══ Data shown ══

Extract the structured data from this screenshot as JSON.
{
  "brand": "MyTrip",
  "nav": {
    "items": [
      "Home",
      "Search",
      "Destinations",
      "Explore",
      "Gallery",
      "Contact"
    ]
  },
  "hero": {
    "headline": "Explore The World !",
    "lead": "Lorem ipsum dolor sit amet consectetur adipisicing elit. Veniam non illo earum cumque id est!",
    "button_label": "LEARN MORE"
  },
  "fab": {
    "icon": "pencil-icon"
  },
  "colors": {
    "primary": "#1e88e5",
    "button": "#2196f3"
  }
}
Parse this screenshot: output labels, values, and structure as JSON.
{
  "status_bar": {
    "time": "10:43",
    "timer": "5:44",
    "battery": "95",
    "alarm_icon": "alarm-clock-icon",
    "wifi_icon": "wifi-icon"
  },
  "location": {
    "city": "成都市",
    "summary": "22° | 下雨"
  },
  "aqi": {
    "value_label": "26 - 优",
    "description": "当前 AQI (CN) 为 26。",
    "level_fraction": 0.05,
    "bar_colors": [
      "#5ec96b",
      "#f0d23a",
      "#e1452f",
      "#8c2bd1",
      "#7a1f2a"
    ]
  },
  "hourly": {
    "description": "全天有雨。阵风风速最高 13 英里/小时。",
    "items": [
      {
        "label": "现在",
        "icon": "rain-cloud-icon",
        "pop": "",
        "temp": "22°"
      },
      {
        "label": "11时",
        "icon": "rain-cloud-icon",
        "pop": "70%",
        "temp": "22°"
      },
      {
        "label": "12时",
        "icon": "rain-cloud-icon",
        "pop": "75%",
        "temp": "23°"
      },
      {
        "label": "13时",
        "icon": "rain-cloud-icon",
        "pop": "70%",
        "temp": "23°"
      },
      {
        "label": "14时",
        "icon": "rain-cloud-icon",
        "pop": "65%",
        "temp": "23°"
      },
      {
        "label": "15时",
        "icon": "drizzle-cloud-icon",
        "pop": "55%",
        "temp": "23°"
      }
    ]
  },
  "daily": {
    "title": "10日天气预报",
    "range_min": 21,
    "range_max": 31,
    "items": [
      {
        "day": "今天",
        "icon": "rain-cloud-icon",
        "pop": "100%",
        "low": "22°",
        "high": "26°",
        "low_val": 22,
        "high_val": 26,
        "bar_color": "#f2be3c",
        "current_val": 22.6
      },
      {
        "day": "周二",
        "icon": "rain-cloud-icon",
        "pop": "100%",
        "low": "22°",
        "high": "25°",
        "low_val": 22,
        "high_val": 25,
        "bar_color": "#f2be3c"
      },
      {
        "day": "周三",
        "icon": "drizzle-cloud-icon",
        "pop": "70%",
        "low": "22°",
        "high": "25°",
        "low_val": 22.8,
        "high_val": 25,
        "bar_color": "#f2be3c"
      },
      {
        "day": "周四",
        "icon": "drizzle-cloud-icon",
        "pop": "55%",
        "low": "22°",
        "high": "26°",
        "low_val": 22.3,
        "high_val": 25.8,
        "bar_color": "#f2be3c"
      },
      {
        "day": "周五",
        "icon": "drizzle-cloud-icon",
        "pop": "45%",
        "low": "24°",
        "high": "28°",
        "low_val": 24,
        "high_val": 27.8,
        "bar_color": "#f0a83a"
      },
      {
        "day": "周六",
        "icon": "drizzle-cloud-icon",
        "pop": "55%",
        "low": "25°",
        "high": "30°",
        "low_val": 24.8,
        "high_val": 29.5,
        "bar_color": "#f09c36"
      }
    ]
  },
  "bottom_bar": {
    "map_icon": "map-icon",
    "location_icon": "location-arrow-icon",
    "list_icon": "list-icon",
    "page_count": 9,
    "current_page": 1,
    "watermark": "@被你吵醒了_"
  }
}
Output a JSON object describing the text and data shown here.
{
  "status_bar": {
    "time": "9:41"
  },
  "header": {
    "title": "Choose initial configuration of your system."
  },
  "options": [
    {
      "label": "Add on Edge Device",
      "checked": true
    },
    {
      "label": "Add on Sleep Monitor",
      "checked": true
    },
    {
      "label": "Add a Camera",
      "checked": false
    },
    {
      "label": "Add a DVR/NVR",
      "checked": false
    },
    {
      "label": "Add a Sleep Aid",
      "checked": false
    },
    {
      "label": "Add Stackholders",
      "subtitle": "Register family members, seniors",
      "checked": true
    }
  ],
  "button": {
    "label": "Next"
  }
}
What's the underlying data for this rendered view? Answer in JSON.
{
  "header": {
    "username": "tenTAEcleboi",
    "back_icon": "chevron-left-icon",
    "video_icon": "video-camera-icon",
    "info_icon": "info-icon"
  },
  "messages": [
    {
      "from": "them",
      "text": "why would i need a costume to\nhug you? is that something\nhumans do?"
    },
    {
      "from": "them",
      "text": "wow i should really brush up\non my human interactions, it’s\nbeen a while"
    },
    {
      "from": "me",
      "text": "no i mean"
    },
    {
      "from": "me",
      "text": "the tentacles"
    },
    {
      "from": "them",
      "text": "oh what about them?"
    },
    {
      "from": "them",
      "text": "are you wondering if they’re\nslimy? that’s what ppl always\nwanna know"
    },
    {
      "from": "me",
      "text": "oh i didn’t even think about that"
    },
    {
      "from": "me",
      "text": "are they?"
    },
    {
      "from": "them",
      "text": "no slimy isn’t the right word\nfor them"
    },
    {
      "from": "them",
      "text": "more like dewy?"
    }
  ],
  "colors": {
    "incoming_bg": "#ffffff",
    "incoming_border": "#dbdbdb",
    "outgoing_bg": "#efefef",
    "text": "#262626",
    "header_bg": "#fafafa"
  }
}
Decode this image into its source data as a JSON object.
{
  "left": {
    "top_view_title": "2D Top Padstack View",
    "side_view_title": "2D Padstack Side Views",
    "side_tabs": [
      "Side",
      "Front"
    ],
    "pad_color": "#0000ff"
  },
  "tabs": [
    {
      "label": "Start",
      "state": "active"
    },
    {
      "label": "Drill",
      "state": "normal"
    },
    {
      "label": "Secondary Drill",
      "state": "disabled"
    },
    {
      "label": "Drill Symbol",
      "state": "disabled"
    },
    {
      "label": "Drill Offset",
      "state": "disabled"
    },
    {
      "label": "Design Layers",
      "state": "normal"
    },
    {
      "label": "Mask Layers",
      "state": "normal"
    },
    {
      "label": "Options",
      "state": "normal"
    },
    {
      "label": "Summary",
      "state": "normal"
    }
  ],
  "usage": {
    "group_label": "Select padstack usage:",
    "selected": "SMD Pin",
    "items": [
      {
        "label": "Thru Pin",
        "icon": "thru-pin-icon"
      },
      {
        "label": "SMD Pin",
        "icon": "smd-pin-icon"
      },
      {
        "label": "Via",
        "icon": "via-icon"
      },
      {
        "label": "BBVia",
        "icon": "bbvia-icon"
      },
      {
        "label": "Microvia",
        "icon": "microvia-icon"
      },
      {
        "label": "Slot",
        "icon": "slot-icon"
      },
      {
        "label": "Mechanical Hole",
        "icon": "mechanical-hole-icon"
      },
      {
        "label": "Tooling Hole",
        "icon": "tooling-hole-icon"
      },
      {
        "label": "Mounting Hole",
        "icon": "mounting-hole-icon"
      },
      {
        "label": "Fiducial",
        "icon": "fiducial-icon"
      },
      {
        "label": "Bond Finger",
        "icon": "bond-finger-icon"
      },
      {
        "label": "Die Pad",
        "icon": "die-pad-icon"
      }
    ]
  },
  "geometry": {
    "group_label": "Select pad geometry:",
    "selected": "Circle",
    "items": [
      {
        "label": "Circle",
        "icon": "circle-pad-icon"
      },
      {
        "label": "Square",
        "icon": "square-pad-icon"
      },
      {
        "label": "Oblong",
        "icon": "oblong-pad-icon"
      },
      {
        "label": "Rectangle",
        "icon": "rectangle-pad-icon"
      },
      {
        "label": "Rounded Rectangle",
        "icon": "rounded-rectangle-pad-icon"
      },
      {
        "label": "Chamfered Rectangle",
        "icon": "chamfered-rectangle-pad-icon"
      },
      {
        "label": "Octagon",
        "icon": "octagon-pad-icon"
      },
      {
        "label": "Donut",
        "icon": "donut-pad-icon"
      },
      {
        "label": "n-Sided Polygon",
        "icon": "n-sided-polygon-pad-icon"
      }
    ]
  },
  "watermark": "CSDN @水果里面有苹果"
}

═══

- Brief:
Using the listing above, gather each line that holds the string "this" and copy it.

- Exercise response:
Extract the structured data from this screenshot as JSON.
Parse this screenshot: output labels, values, and structure as JSON.
What's the underlying data for this rendered view? Answer in JSON.
Decode this image into its source data as a JSON object.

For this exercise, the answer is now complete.